Where in the data below does the word "JSON" appear? Copy every line that has it.
——
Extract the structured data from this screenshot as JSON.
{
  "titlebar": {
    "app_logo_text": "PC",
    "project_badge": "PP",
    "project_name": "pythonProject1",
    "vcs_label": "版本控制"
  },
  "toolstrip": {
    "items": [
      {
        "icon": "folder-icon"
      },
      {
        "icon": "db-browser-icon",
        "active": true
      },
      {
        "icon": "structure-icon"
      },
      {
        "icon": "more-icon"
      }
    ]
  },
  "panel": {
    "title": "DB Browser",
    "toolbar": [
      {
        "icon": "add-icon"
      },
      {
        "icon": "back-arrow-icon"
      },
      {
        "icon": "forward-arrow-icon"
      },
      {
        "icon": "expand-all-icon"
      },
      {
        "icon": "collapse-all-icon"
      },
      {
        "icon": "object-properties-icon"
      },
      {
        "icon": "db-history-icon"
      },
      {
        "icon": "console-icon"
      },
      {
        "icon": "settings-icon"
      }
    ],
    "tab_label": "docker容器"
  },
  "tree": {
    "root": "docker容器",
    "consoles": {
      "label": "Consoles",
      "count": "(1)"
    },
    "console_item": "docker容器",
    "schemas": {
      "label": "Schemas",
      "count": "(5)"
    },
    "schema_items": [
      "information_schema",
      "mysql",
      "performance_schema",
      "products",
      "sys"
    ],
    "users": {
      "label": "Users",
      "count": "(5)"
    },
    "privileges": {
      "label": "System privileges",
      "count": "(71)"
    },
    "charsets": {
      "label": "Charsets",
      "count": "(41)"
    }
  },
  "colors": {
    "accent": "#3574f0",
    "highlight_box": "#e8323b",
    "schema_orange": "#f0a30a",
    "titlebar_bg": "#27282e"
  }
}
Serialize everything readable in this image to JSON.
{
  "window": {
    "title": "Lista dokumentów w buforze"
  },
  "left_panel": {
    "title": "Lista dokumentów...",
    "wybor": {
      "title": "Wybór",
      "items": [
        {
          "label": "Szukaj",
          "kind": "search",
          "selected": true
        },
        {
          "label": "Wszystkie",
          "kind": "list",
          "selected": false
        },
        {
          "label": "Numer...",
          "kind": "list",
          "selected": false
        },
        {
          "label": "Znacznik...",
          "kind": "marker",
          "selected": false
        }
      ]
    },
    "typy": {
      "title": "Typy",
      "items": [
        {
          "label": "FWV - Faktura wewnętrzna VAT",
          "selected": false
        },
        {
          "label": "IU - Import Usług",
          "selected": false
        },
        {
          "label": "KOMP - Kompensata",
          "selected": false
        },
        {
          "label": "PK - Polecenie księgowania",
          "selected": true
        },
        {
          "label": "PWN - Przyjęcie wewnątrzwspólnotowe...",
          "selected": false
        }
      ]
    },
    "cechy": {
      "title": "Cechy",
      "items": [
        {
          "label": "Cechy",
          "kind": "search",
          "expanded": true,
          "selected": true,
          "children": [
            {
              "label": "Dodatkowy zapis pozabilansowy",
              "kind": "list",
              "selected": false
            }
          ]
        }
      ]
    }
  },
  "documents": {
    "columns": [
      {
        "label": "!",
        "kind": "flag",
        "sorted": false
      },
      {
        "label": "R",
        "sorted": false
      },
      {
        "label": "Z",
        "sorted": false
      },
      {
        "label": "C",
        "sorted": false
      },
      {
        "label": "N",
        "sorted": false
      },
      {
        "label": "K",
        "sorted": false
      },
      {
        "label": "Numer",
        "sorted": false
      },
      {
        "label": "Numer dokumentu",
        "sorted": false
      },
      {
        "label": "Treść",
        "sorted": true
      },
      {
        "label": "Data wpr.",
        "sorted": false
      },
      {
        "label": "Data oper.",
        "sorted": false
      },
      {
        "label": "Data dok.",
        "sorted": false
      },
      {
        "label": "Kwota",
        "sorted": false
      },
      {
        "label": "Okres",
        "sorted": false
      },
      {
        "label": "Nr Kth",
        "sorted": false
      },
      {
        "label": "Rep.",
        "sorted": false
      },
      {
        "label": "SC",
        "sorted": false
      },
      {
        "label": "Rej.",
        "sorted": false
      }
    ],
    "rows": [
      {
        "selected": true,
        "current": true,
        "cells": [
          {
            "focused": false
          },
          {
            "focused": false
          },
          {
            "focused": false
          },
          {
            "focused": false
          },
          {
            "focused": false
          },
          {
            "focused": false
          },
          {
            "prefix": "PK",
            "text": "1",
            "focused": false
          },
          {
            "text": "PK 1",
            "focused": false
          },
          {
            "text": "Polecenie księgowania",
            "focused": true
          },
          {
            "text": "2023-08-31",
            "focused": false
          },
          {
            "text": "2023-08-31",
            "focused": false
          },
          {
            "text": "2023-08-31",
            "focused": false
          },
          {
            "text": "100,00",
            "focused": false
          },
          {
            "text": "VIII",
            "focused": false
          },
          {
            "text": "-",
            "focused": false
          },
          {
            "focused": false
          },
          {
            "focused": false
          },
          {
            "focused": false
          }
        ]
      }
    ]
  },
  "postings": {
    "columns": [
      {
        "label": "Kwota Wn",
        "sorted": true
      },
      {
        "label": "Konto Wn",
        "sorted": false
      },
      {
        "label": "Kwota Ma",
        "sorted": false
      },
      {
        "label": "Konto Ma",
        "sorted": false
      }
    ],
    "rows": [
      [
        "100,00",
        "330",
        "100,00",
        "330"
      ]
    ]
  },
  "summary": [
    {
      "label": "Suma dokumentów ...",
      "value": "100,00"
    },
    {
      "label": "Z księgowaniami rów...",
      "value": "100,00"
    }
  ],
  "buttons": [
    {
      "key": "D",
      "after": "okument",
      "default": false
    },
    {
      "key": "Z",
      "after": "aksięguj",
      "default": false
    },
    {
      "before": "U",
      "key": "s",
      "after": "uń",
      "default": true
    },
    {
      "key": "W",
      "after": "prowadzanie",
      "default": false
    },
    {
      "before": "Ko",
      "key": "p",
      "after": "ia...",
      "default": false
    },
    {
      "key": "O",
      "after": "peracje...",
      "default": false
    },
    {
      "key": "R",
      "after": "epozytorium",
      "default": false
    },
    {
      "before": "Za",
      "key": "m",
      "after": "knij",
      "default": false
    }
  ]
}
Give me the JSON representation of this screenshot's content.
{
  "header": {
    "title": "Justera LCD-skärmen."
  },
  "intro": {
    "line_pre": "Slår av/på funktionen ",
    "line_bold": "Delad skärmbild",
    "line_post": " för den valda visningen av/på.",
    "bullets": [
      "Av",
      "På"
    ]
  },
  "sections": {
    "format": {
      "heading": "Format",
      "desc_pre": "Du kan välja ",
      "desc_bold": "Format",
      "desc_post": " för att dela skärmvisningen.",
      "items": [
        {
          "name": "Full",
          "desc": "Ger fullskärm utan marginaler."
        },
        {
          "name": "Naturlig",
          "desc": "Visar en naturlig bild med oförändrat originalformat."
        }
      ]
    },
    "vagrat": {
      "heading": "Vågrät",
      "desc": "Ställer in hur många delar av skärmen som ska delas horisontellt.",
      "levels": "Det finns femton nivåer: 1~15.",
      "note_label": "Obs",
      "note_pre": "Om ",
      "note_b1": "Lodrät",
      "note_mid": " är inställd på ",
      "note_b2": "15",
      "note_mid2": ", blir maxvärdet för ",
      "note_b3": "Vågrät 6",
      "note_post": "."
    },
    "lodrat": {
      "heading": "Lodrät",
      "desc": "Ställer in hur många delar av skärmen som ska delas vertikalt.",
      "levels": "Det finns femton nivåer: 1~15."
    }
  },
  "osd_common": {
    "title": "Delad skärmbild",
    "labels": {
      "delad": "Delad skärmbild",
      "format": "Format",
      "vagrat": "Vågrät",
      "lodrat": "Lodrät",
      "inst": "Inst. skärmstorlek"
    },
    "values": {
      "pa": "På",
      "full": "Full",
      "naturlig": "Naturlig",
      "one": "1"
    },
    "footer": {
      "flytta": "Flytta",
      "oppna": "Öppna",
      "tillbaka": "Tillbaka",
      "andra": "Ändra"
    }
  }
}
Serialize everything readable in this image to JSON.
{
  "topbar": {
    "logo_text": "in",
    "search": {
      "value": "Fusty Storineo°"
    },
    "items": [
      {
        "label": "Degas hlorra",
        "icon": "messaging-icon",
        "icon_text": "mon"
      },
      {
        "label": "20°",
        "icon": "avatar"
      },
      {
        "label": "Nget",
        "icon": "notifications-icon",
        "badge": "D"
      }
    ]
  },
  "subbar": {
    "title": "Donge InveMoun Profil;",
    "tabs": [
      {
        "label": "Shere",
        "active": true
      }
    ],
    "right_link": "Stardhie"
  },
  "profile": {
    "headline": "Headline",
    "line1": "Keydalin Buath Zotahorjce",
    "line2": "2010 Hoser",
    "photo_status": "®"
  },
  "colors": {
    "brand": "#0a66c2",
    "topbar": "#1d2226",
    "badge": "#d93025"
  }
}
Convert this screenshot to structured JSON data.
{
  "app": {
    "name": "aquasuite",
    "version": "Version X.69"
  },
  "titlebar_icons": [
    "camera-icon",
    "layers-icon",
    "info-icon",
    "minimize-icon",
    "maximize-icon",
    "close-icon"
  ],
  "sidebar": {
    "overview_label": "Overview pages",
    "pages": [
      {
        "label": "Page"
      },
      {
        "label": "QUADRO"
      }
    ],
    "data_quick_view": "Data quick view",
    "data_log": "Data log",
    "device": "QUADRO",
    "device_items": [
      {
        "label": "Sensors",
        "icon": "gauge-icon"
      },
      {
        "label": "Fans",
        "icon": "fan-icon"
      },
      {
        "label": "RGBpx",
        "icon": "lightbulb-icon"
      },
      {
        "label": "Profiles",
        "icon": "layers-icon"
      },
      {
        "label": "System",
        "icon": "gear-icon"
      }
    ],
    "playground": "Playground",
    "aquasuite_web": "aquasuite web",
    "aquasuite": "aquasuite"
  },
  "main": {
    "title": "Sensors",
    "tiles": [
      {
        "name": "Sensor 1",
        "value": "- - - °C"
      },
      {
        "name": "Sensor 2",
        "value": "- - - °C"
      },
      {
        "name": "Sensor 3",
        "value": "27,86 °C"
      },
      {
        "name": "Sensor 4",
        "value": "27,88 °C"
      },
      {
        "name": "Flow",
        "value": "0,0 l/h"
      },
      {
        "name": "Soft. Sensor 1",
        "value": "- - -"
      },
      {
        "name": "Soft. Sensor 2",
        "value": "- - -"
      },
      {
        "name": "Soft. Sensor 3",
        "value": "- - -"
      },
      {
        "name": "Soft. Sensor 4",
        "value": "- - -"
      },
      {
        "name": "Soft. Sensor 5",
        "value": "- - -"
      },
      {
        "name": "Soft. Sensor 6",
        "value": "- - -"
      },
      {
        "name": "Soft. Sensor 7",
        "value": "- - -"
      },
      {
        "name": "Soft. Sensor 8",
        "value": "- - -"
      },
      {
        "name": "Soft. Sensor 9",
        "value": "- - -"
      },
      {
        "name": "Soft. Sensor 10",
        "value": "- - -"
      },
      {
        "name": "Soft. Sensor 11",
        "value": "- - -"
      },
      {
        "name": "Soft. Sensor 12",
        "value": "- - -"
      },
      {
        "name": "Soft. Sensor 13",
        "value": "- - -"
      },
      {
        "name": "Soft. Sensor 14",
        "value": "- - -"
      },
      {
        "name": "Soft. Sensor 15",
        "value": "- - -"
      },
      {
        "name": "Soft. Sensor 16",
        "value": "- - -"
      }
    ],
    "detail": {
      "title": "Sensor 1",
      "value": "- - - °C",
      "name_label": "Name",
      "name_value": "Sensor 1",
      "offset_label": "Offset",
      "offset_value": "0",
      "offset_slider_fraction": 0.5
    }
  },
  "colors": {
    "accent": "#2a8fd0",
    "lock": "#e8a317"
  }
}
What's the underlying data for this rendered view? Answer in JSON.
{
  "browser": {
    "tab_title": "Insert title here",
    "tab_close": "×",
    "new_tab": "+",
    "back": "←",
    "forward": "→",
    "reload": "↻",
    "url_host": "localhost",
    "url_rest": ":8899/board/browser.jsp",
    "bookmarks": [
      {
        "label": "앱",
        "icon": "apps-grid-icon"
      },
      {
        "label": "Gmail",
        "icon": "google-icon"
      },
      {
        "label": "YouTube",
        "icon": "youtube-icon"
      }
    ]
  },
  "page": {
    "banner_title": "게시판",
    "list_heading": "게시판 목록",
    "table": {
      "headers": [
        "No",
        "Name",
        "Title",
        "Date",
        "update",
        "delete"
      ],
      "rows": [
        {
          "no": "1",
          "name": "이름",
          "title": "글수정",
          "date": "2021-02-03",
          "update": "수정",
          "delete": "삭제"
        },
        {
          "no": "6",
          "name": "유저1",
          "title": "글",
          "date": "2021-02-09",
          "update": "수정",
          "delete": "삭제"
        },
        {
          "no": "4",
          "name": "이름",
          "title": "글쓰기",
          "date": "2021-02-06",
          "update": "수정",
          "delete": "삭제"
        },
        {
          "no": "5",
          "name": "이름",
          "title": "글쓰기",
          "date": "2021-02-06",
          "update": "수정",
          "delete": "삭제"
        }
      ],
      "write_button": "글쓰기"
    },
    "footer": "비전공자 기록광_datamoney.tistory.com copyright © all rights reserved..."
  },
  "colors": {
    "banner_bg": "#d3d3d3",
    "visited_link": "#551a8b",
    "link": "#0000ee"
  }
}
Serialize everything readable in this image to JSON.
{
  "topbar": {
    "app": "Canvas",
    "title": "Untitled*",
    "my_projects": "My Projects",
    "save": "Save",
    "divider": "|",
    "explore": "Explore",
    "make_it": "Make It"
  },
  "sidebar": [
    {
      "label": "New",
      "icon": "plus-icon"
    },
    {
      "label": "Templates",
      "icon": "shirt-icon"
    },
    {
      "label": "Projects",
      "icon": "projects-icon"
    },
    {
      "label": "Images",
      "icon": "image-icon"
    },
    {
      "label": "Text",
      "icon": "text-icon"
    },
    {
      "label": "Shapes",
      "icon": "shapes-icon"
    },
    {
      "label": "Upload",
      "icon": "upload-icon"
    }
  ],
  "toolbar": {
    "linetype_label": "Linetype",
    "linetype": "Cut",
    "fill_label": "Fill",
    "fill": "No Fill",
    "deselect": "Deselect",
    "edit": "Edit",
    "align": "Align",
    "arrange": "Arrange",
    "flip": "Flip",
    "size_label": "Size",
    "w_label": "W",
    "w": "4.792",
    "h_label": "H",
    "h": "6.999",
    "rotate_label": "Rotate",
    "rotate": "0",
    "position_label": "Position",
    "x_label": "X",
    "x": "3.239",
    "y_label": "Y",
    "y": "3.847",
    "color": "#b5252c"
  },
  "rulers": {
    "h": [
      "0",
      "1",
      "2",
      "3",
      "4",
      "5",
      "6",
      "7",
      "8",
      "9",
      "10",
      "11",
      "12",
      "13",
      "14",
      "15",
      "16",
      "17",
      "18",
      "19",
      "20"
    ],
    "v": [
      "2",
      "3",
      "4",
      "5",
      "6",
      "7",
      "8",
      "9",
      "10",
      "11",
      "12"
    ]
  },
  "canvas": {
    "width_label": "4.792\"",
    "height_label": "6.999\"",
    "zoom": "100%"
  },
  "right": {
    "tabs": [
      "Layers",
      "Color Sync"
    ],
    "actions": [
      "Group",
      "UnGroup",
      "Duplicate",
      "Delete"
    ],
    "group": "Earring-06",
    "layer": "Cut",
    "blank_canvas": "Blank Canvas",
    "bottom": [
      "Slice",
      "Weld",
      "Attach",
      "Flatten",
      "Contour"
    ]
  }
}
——
Solution for this exercise
Extract the structured data from this screenshot as JSON.
Serialize everything readable in this image to JSON.
Give me the JSON representation of this screenshot's content.
Serialize everything readable in this image to JSON.
Convert this screenshot to structured JSON data.
What's the underlying data for this rendered view? Answer in JSON.
Serialize everything readable in this image to JSON.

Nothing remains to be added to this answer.